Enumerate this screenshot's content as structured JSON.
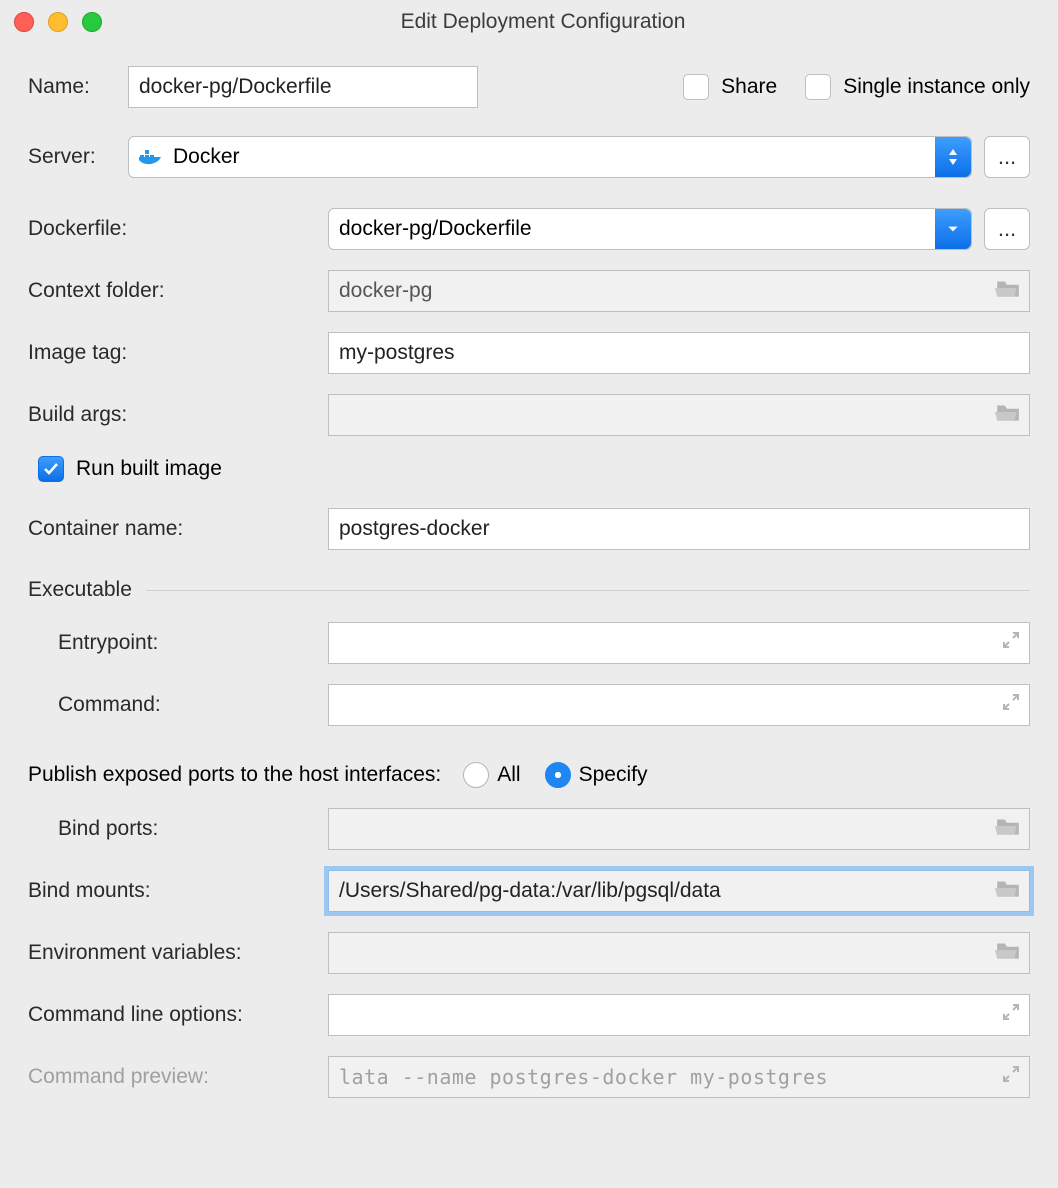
{
  "window": {
    "title": "Edit Deployment Configuration"
  },
  "labels": {
    "name": "Name:",
    "share": "Share",
    "single": "Single instance only",
    "server": "Server:",
    "dockerfile": "Dockerfile:",
    "context": "Context folder:",
    "imagetag": "Image tag:",
    "buildargs": "Build args:",
    "runbuilt": "Run built image",
    "container": "Container name:",
    "executable": "Executable",
    "entrypoint": "Entrypoint:",
    "command": "Command:",
    "portslabel": "Publish exposed ports to the host interfaces:",
    "all": "All",
    "specify": "Specify",
    "bindports": "Bind ports:",
    "bindmounts": "Bind mounts:",
    "env": "Environment variables:",
    "cliopts": "Command line options:",
    "preview": "Command preview:"
  },
  "fields": {
    "name": "docker-pg/Dockerfile",
    "server": "Docker",
    "dockerfile": "docker-pg/Dockerfile",
    "context": "docker-pg",
    "imagetag": "my-postgres",
    "buildargs": "",
    "runbuilt_checked": true,
    "container": "postgres-docker",
    "entrypoint": "",
    "command": "",
    "ports_mode": "specify",
    "bindports": "",
    "bindmounts": "/Users/Shared/pg-data:/var/lib/pgsql/data",
    "env": "",
    "cliopts": "",
    "preview": "lata --name postgres-docker my-postgres"
  },
  "ellipsis": "..."
}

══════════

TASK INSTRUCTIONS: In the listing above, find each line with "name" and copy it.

EXERCISE SOLUTION:
    "name": "Name:",
    "container": "Container name:",
    "name": "docker-pg/Dockerfile",
    "preview": "lata --name postgres-docker my-postgres"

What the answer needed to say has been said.